Aircraft carrier-sized asteroid passes close to Earth
A huge asteroid is making its closest approach to Earth in 200 years this morning, but astronomers say there is no chance of a collision.
The 2005 YU55 asteroid is about the size of an aircraft carrier, but will not be visible to the naked eye when it passes about 10:30am AEDT.
"Frankly, for anybody, this is going to be really hard to see. This is 100 times more dim than what the human eye can see.
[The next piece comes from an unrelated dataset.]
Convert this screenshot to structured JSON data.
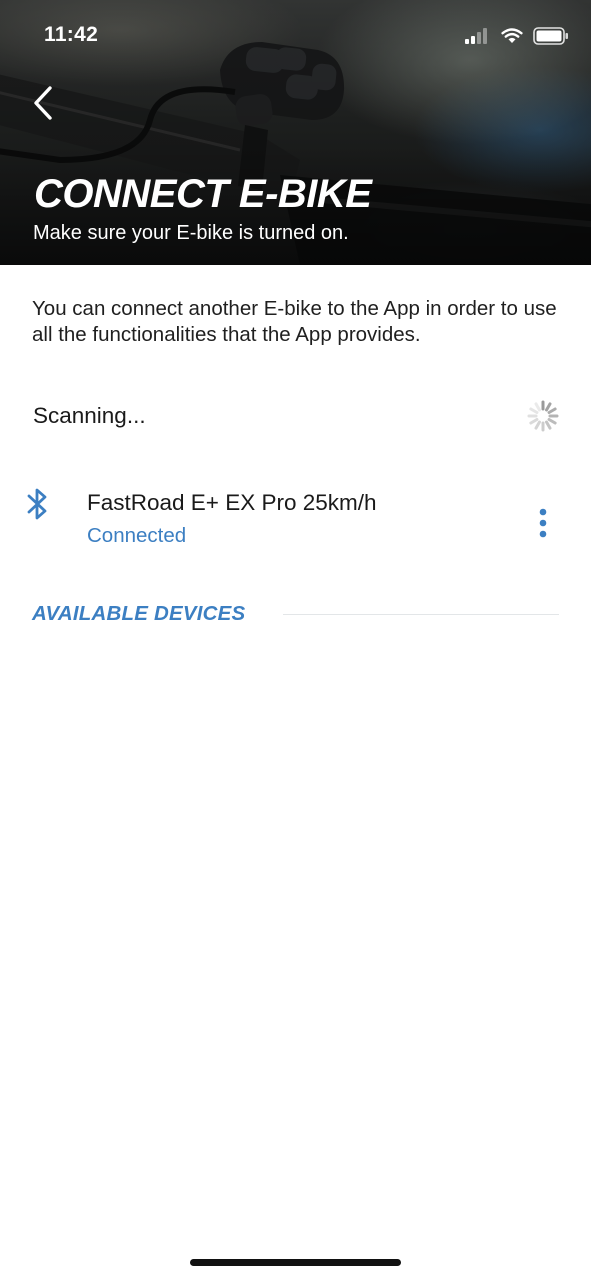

You need a good telescope," NASA spokeswoman Veronica McGregor said.
The near-spherical asteroid often travels in the vicinity of Earth, Mars and Venus, but NASA says today's encounter will be "the closest it has come for at least the last 200 years".
Other asteroids of this size pass by Earth frequently although the last such event happened in 1976 and the next will not happen again until 2028, when an asteroid called 2001 WN5 will skim about halfway between the moon and Earth.
The YU55, which is about 400 metres in diameter, is expected to pass a bit further away: a distance of about 325,000 kilometres from the centre of the Earth.
Ms McGregor says the space rock's closest pass will be off the Pacific Coast of Central America south-west of Guatemala City.
"2005 YU55 is one of the potentially hazardous asteroids that make close approaches from time to time because their orbits either approach or intersect the orbit of the Earth," said Robert McMillan, an associate research scientist at the University of Arizona.
Mr McMillan discovered the asteroid in 2005 as part of the university's Spacewatch Project, a solar-system-scanning group of scientists near Tucson, Arizona.
However, astronomers know from analysing the trajectory of the asteroid that it will not hit Earth this time.